(App and web page records)
■ ■ ■

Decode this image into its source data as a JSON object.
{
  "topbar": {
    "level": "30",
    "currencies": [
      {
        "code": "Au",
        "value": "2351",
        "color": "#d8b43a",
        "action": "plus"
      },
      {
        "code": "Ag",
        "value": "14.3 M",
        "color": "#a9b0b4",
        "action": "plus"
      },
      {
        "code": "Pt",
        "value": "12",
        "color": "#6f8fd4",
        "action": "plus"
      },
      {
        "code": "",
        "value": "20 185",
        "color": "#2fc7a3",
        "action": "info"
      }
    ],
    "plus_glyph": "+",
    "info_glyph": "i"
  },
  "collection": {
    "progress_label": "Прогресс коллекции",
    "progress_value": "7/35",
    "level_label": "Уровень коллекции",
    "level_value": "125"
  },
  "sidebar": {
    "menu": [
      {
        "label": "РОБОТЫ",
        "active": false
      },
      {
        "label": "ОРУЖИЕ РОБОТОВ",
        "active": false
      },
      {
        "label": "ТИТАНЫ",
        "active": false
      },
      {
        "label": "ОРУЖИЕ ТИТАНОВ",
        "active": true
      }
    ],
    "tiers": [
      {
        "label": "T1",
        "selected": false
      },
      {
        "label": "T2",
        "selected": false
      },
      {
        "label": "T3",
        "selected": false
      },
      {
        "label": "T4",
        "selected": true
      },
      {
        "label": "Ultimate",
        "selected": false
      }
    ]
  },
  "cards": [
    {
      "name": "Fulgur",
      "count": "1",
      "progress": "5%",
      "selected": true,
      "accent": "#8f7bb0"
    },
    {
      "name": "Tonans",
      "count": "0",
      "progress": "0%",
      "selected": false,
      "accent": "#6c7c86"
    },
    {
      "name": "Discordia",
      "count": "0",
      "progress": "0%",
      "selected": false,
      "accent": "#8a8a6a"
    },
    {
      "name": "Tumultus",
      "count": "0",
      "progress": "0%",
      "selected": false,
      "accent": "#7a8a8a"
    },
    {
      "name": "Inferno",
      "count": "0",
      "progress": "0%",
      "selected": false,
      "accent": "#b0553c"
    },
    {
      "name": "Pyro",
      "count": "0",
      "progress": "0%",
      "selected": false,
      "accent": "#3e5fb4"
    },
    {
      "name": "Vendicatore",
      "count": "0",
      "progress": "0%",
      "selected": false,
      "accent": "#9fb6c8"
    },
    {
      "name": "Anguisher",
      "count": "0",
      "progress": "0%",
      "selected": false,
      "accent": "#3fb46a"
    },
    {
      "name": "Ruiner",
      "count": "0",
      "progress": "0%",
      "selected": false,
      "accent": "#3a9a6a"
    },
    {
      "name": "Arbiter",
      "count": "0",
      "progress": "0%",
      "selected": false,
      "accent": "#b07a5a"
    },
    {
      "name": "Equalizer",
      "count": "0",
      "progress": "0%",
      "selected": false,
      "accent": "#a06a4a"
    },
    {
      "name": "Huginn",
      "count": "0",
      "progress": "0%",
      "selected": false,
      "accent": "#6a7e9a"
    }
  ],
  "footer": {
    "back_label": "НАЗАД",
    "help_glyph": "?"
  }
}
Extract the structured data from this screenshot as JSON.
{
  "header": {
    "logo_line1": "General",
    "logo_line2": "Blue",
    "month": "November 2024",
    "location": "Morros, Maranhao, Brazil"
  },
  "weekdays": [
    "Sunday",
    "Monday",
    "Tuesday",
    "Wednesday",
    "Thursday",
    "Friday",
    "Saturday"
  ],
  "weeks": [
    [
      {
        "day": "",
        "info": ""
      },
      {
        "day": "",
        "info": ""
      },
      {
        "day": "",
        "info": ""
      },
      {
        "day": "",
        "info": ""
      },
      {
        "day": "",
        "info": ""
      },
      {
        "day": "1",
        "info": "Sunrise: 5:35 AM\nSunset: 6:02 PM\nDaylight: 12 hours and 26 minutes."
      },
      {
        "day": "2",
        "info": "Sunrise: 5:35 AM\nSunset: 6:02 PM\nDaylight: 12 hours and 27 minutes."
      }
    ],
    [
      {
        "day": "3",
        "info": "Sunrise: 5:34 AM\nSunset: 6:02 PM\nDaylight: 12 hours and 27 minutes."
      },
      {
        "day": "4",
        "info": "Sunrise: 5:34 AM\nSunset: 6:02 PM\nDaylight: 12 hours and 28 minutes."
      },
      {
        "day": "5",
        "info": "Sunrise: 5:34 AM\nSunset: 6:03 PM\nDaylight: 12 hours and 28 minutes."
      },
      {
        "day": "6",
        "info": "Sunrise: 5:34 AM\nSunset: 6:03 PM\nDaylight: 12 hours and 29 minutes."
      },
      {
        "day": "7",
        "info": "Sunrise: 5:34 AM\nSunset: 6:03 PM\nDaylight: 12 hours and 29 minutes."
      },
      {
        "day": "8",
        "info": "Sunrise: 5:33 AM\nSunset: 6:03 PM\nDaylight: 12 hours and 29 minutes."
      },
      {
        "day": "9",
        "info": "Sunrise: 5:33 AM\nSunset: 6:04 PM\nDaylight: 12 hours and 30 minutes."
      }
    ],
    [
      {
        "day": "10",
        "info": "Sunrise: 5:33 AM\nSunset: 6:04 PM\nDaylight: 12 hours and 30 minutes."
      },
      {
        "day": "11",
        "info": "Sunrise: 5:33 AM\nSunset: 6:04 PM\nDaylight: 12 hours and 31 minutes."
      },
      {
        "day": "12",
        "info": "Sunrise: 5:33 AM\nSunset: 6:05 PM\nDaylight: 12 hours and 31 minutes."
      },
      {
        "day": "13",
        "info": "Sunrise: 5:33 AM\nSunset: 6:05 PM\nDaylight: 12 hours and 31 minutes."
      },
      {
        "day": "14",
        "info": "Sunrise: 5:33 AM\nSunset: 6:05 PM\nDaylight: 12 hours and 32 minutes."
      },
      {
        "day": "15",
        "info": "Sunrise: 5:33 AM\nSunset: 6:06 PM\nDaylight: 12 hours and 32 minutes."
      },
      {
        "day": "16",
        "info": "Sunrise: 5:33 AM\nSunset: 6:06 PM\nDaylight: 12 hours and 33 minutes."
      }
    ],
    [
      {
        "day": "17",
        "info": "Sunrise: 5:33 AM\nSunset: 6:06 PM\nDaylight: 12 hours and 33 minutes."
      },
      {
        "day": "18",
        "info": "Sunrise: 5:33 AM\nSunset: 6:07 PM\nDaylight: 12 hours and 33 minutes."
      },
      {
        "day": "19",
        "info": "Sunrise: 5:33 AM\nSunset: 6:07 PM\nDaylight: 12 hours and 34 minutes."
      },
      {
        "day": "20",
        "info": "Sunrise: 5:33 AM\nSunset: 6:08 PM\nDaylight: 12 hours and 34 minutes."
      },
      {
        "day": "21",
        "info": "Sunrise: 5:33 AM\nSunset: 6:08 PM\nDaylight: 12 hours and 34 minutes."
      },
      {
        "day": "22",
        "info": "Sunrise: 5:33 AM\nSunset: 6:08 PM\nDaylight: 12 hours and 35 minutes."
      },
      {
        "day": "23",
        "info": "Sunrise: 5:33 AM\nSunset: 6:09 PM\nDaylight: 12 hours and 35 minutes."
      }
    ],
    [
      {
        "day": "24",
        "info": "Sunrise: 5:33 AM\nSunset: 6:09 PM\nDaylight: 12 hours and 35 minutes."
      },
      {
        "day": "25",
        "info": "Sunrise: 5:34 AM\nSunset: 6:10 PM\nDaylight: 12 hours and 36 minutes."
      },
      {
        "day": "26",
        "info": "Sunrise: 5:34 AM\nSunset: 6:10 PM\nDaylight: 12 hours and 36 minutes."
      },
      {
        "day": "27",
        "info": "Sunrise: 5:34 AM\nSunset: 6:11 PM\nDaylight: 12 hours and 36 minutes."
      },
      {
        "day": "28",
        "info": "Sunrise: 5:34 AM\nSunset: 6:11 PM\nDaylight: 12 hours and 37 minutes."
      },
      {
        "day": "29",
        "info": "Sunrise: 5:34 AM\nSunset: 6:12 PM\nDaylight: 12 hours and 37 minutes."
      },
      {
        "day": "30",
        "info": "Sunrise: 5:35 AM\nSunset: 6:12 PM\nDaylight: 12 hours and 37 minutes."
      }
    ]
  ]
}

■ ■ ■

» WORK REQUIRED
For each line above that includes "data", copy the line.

» OUTPUT FOR THIS TASK
Decode this image into its source data as a JSON object.
Extract the structured data from this screenshot as JSON.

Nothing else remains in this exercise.